Task goal
Nothing but the records, repeated word for word and free of pictures, belongs in the answer.

* * *

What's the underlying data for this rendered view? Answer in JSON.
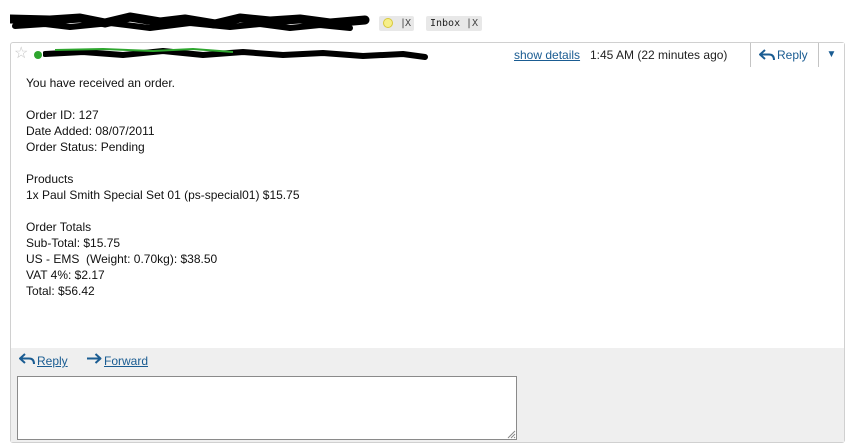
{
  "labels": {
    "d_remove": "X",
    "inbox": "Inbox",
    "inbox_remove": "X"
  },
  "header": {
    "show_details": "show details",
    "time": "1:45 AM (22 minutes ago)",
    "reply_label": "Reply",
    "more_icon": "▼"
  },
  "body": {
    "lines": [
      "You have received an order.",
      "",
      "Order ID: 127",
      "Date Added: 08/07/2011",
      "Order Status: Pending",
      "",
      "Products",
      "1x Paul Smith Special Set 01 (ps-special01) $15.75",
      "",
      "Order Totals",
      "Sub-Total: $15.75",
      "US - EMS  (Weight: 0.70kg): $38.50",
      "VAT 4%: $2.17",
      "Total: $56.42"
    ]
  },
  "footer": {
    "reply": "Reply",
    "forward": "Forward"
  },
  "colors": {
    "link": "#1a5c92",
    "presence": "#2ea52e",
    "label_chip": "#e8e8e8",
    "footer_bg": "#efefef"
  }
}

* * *

Output for this exercise
What's the underlying data for this rendered view? Answer in JSON.
{
  "labels": {
    "d_remove": "X",
    "inbox": "Inbox",
    "inbox_remove": "X"
  },
  "header": {
    "show_details": "show details",
    "time": "1:45 AM (22 minutes ago)",
    "reply_label": "Reply",
    "more_icon": "▼"
  },
  "body": {
    "lines": [
      "You have received an order.",
      "",
      "Order ID: 127",
      "Date Added: 08/07/2011",
      "Order Status: Pending",
      "",
      "Products",
      "1x Paul Smith Special Set 01 (ps-special01) $15.75",
      "",
      "Order Totals",
      "Sub-Total: $15.75",
      "US - EMS  (Weight: 0.70kg): $38.50",
      "VAT 4%: $2.17",
      "Total: $56.42"
    ]
  },
  "footer": {
    "reply": "Reply",
    "forward": "Forward"
  },
  "colors": {
    "link": "#1a5c92",
    "presence": "#2ea52e",
    "label_chip": "#e8e8e8",
    "footer_bg": "#efefef"
  }
}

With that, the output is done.